Without the new revenue, officials say, the district would look to make potential cuts that could include: Eliminating full-day kindergarten and offering only a half-day program; eliminating extracurricular clubs and sports; reducing P.E. classes from five to four days a week for kindergartners through eighth-graders; eliminating the gifted services program for second and third grades; eliminating band for fifth grade; and eliminating orchestra for fourth and fifth grades.
"The board would be looking at making difficult decisions regarding non-mandated programs to our students," Superintendent Emily Tammaru said.
The district's finance committee, a group of parents, taxpayers and educators that reconvened last year, made a recommendation in March to end the deficit spending and provided two options for the board to consider: increase revenue or reduce programs.
In 2011, the last time the finance committee was meeting, the district began a similar process that led to greater belt-tightening. The district made nearly $3 million in budget reductions from 2009 to 2016, officials say, but largely avoided impactful cuts.
"We were able to capitalize on declining enrollments and being able to have retirements and not have to rehire people because we don't need to with declining enrollment. You don't need as many teachers," Powers said. "But we're not at that spot anymore. Enrollment is going back up. And so we engaged the community again, and this time, they have said, for the most part, 'Yes it's time for an increase.'"

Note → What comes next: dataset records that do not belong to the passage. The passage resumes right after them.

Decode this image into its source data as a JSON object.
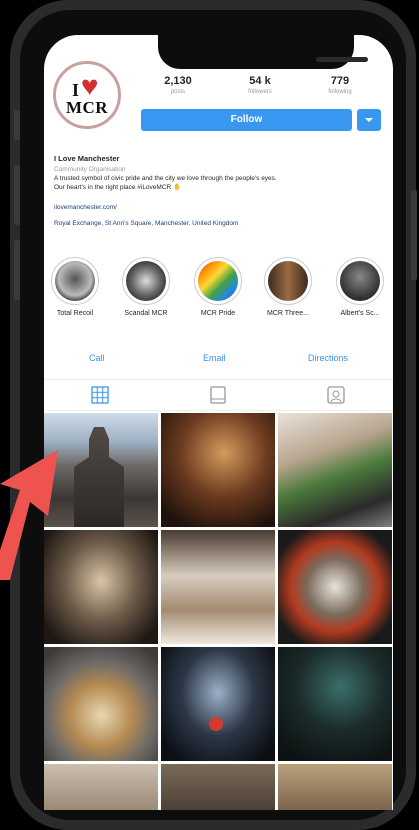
{
  "profile": {
    "avatar_text": "MCR",
    "name": "I Love Manchester",
    "category": "Community Organisation",
    "bio_line1": "A trusted symbol of civic pride and the city we love through the people's eyes.",
    "bio_line2": "Our heart's in the right place #iLoveMCR",
    "website": "ilovemanchester.com/",
    "address": "Royal Exchange, St Ann's Square, Manchester, United Kingdom"
  },
  "stats": {
    "posts_value": "2,130",
    "posts_label": "posts",
    "followers_value": "54 k",
    "followers_label": "followers",
    "following_value": "779",
    "following_label": "following"
  },
  "follow_label": "Follow",
  "highlights": [
    {
      "label": "Total Recoil"
    },
    {
      "label": "Scandal MCR"
    },
    {
      "label": "MCR Pride"
    },
    {
      "label": "MCR Three..."
    },
    {
      "label": "Albert's Sc..."
    }
  ],
  "actions": {
    "call": "Call",
    "email": "Email",
    "directions": "Directions"
  },
  "tabs": [
    "grid-icon",
    "tagged-feed-icon",
    "tagged-photos-icon"
  ],
  "colors": {
    "accent": "#3897f0",
    "arrow": "#ef5350",
    "heart": "#d32f2f"
  }
}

About 19.6 percent of phone survey respondents strongly favored a tax-rate increase, while about 37 percent were in favor and 14.7 percent were in opposition. For the online survey, about 40 percent strongly favored a rate increase, while about 20 percent were in favor and 5.5 percent were in opposition.
At the start of classes last week, the five-school district enrolled 2,255 students -- up from a low of 1,865 students in 2012. The district also hired 4.5 classroom teachers for the 2018-19 year due to the enrollment growth.
In his 2016 study, district demographer John Kasarda estimated enrollment could reach 2,554 students by the start of 2022-23, according to his so-called "Series B" projections for the "most likely" number of students expected.
The associated costs from the enrollment surge are a significant contributing factor to the deficits, officials say.
With a favorable ballot vote Nov. 6, the district would maintain programming, hire new teachers as needed for increasing enrollment and operate within a balanced budget, Tammaru said.
"It seems a longer-term solution is what people are looking for because if we do a lower number, we're just going to have to go back and ask for more money again if it passes ... This way, with this amount of money, we're looking to have a longer-term solution," Powers said.